Populating network inventories with data is a complex undertaking.
Inventory systems consume data from many sources that were never intended to be integrated into a single body of information. However, this data must nevertheless be combined in order to populate the target inventory system. Meanwhile, the data in the original sources (and in fact, the set of sources itself) continues to evolve during the lifetime of the inventory.
Inventory data migration projects are never as simple as moving data from one source to another – not even when the destination system is simply an upgrade of the existing inventory.
The business can’t stop and wait for the migration project to complete and so the data is a continuously changing landscape of unaligned, overlapping data sources.
Even designing the target model is a challenge, because new data that can’t be accommodated in the initial design can appear at any time during a project, and because extensions and modifications to the information models in network inventory management systems are expensive to make.
Once a target model has been implemented, each load attempt cycle is time consuming and risky, and fallout is difficult to analyse as it only visible through the load errors it causes.
These difficulties, which appear both during the initial migration of data to an inventory and afterwards during day-to-day operation of the inventory system in the form of network reconciliation and collectively represent the most significant risk to the success of network resource inventory programmes.
Ontology for Network Inventory Data Reconciliation
Day-to-day data reconciliation to align the network resource inventory against the actual state of the network is difficult - and many of the tools from inventory vendors do not have the flexibility to manage the rate of change in modern networks.
This creates three main challenges:
1. Minimising maintenance costs of data update “plumbing” between the network and inventory system.
2. Managing fallout that requires data corrections.
e.g. mis-keying in naming conventions, network misconfigurations.
3. Managing fallout that requires model adjustments and identification of those adjustments.
e.g. introduction of new types of configuration or equipment.
Unless all three of these challenges are addressed, the resource inventory will “drift” from the real state of the network – and therefore the business – steadily reducing its value, and, if uncorrected, eventually leading to a derelict state in which business processes which should be fully automated on top of the inventory platform are ad-hoc “patched” with manual steps.

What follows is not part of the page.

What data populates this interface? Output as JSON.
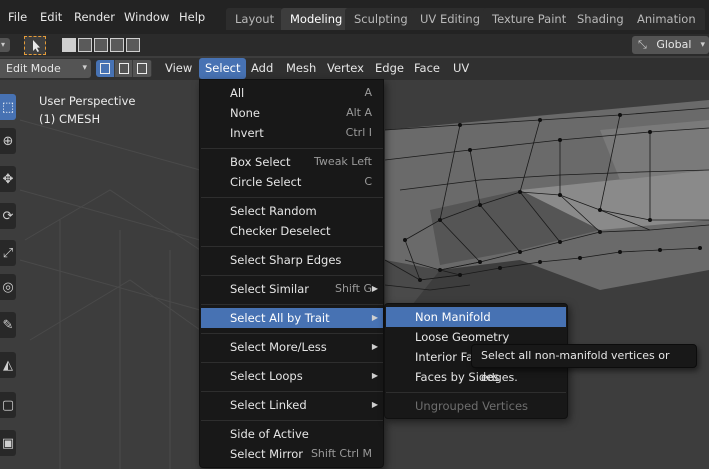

Since the Ontology Dynamic Network Fabric Model is reconstructed dynamically, it represents an up-to-date reflection of the state of the network’s topology, as it is right now – and in the case where Ontology has been used to migrate data to the inventory, it already exists.
Ontology’s low cost of ownership keeps maintenance expense down and its ability to treat both data and model non-conformance without losing visibility means that monitoring the ongoing alignment between the inventory and the network and the network becomes a straightforward part of day-to-day operations.

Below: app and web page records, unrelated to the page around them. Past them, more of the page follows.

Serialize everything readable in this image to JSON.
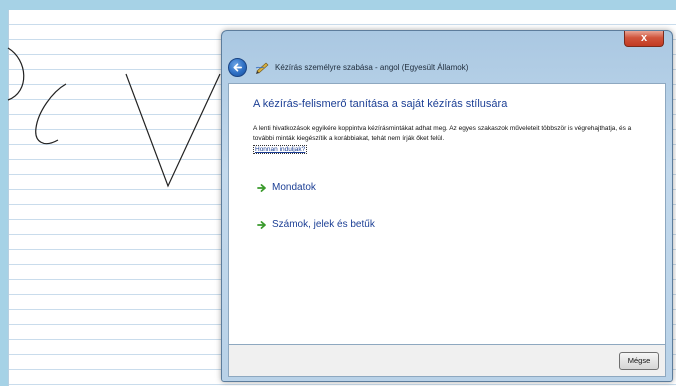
{
  "window": {
    "title": "Kézírás személyre szabása - angol (Egyesült Államok)",
    "close_label": "x"
  },
  "content": {
    "heading": "A kézírás-felismerő tanítása a saját kézírás stílusára",
    "description": "A lenti hivatkozások egyikére koppintva kézírásmintákat adhat meg. Az egyes szakaszok műveleteit többször is végrehajthatja, és a további minták kiegészítik a korábbiakat, tehát nem írják őket felül.",
    "start_link": "Honnan induljak?",
    "tasks": [
      {
        "label": "Mondatok",
        "icon": "green-arrow-icon"
      },
      {
        "label": "Számok, jelek és betűk",
        "icon": "green-arrow-icon"
      }
    ]
  },
  "footer": {
    "cancel_label": "Mégse"
  },
  "colors": {
    "link_blue": "#1c3f95",
    "desktop": "#a6d2e6",
    "paper_lines": "#c9dcec",
    "close_red": "#c23a22",
    "arrow_green": "#3a9a2c"
  }
}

Ontology for Network Inventory Migrations
Ontology’s Intelligent 360 for Network Operators uses the Ontology 4 Graph-Search Data Alignment and Linking Engine to search through sources of network data to rapidly and cost-effectively construct a Dynamic Network Fabric Model encompassing the network’s topology across all layers, vendors and f technologies.
Since the graph technology in the Ontology 4 platform is schemaless, it can store, manage and analyse data that doesn’t comply with a model, enabling Ontology’s agile data integration approach.
Once this model has been created, the visibility into the data and network that it provides can be used to help design the information model in the target system, ensuring that the design is as comprehensive as possible to begin with. When test-loads are attempted, the fallout can be analysed easily and the results used to drive both required changes into the target model and data fixes into the source systems.
This agile approach to the data integration required to migrate inventory data radically reduces the risk and cost of migration projects, and it also produces a comprehensive topology and model of the network itself – the Dynamic Network Fabric Model.